Saracens No.8 Billy Vunipola says he won’t take his starring role off the bench in the World Cup opener for granted after securing England a bonus-point 35-11 win against Fiji.
This was by no means a vintage England performance but some of Aviva Premiership Rugby’s brightest stars shone in front of an estimated 450 million viewers in the Twickenham curtain-raiser.
Harlequins full-back Mike Brown deservedly took the plaudits, scoring a try-double as England’s most potent
threat with ball in hand, while Bath Rugby talisman George Ford drilled eight points off the tee.
Replacement Owen Farrell relieved pressure from a spirited Fiji in the second half, the Saracen kicking an important penalty, but Vunipola ensured a perfect night for England with a fourth try at the death.
The bonus point could prove crucial in a so-called ‘Pool of Death’ including Australia and Wales – who England face next – and in Vunipola’s own personal battle with Gloucester Rugby’s Ben Morgan for the No.8 shirt.
But Vunipola said: “It’s more a message to the team that I’m willing to do whatever to help them, whether it’s during the week and training, not sulking – taking things on the chin and moving on.
“I’d rather be starting than not, but it’s just something I need to keep working on.
“I think sometimes it’s easier for the bench to come on because the game’s broken up and we’re a bit fresher than everyone else. A lot of credit has to go to the boys who wore them down.
“I didn’t think my try would be awarded at the time, no. I got up and they pushed the ball off the line. I was in two minds over whether I should recycle the ball or go for the line, if I missed it then it’d probably be game over.
“But someone pushed from behind and I managed to get over.”
There are several areas of concern for England coach Stuart Lancaster ahead of the meeting with Wales next Saturday – not least the set-piece.
England lost three scrums on their own put-in while Fiji were a perfect seven from seven and Vunipola has preached patience to the pack.
“(Their scrum) must have been something they worked on massively, though we prepared for that,” Vunipola added.
“Three times we got caught out with some of the decisions, but a few times we need to be more patient rather than go for the jugular straight from the off. The Fijian boys did that very well, fair play to them.

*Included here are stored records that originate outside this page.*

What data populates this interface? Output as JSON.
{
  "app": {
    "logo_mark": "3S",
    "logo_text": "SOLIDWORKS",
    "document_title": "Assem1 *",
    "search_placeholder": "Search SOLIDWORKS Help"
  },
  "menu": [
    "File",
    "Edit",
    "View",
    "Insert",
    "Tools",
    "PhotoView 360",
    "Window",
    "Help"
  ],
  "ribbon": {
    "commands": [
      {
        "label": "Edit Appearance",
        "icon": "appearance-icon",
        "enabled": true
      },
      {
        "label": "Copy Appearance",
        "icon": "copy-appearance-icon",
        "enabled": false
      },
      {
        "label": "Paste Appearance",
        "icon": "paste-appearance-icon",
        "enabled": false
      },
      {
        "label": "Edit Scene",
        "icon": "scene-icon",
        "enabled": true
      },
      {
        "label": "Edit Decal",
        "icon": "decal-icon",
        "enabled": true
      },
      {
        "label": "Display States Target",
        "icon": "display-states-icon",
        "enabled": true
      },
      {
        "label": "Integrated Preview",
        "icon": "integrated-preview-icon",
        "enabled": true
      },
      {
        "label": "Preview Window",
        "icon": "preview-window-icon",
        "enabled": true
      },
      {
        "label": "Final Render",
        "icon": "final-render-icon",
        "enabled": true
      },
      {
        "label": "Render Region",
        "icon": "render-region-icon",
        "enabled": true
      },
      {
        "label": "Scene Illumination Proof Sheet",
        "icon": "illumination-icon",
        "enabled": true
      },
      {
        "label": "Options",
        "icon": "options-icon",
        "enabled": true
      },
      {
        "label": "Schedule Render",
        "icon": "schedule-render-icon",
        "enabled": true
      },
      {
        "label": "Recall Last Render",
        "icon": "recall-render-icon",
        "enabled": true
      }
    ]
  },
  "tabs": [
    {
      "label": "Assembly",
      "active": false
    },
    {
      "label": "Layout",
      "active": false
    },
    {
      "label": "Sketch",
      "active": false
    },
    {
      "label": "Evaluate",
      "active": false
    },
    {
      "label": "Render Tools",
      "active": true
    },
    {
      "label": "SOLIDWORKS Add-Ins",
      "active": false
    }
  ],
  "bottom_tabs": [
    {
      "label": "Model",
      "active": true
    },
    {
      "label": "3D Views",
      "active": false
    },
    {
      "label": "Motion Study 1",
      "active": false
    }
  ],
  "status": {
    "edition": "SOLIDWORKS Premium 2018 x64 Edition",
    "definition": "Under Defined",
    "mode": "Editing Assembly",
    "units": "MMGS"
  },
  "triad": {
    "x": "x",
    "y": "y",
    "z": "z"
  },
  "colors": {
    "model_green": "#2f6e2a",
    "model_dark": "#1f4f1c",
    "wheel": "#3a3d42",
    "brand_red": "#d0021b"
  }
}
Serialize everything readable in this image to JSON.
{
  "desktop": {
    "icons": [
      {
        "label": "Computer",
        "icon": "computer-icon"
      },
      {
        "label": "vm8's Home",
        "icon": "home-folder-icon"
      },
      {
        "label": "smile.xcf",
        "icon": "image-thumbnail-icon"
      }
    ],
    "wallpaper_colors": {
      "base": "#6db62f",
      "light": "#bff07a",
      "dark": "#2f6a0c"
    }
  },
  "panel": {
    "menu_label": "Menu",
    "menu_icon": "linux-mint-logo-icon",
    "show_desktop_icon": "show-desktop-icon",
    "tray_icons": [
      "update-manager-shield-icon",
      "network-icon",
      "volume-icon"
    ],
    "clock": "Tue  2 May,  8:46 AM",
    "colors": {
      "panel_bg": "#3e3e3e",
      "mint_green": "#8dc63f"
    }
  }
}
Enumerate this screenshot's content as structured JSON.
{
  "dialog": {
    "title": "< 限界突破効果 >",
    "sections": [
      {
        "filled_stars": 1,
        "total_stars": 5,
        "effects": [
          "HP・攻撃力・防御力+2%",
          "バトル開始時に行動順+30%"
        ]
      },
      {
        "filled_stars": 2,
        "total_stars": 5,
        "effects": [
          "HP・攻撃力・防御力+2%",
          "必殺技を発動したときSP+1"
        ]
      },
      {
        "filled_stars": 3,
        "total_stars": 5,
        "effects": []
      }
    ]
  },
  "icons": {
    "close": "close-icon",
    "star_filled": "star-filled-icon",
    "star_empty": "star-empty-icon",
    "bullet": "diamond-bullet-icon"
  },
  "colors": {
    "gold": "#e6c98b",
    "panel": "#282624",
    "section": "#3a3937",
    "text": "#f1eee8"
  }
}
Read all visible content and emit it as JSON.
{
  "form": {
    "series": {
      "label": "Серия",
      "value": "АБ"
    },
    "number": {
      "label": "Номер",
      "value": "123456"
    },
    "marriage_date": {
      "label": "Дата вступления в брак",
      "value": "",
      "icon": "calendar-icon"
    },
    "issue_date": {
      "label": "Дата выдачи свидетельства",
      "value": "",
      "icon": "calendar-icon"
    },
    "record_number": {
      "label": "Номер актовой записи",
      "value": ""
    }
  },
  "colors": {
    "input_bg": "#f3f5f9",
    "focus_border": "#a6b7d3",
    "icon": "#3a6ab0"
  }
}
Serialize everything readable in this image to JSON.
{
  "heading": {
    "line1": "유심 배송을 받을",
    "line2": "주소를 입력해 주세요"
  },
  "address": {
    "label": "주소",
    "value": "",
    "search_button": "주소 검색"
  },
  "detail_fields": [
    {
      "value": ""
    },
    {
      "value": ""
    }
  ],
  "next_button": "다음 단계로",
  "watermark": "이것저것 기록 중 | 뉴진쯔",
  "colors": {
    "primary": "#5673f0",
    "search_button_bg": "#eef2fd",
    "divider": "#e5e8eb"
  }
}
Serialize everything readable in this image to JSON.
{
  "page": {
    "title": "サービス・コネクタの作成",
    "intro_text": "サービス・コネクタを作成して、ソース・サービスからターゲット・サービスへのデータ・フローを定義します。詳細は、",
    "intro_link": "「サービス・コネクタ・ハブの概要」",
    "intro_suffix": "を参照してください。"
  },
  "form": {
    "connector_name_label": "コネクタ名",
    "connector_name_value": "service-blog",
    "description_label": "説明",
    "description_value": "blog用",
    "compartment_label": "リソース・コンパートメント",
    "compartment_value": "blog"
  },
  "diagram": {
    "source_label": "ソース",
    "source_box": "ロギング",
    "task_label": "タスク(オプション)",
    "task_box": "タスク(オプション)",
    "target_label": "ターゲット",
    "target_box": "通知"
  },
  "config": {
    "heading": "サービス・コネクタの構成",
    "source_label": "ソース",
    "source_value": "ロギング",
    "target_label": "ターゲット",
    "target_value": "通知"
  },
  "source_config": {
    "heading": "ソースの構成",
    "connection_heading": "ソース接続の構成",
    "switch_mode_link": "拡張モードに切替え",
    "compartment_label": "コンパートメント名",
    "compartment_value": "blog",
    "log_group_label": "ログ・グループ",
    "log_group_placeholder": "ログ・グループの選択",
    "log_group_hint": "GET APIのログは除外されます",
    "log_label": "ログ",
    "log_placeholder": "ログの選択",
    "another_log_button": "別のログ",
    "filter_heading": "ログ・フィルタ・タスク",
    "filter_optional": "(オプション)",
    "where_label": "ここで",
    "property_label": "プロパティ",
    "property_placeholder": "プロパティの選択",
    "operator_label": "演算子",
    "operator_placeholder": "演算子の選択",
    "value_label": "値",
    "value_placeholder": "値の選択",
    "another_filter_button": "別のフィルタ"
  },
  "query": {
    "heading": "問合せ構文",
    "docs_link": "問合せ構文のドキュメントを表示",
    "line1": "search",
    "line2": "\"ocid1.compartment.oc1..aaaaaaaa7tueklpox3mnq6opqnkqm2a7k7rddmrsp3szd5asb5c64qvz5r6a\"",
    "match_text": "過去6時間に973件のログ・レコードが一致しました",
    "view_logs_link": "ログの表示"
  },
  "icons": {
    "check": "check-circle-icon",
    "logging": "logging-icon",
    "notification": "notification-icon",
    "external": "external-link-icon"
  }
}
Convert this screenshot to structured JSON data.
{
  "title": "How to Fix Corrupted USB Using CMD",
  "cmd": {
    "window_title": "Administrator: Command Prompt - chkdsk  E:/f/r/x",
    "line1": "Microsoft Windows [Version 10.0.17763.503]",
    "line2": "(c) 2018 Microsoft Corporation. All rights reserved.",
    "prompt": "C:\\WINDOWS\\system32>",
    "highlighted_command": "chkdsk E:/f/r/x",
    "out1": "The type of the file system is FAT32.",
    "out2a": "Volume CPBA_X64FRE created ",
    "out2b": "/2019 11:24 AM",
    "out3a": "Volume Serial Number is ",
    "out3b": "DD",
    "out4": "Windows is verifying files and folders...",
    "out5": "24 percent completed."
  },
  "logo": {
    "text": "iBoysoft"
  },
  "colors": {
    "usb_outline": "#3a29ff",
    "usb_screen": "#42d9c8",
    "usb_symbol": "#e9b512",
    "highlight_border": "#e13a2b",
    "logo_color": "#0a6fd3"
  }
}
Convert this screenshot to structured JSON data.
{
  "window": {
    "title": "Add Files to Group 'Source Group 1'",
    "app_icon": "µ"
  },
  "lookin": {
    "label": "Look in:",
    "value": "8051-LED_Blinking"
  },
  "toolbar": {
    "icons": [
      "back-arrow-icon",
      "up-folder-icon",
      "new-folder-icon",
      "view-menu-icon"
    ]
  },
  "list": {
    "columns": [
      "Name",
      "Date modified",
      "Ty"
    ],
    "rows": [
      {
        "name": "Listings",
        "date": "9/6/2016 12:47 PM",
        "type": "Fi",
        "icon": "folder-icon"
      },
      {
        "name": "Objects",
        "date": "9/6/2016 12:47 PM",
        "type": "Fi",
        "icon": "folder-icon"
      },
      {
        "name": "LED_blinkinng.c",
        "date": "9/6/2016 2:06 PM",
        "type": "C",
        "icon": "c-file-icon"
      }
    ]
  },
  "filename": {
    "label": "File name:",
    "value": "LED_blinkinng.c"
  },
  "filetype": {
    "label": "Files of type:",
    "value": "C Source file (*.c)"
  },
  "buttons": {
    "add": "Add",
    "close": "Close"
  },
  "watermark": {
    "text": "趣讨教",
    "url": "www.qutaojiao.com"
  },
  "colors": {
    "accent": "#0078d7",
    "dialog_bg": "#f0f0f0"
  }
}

“The overarching message at half-time was be more direct, the Fijian back-line were very good at drifting off and making the hits on us. We kept passing the ball down the line rather than impacting the gain-line, I think that was the biggest thing when we (the replacements) came on – try and push the team forward rather than sidewards.”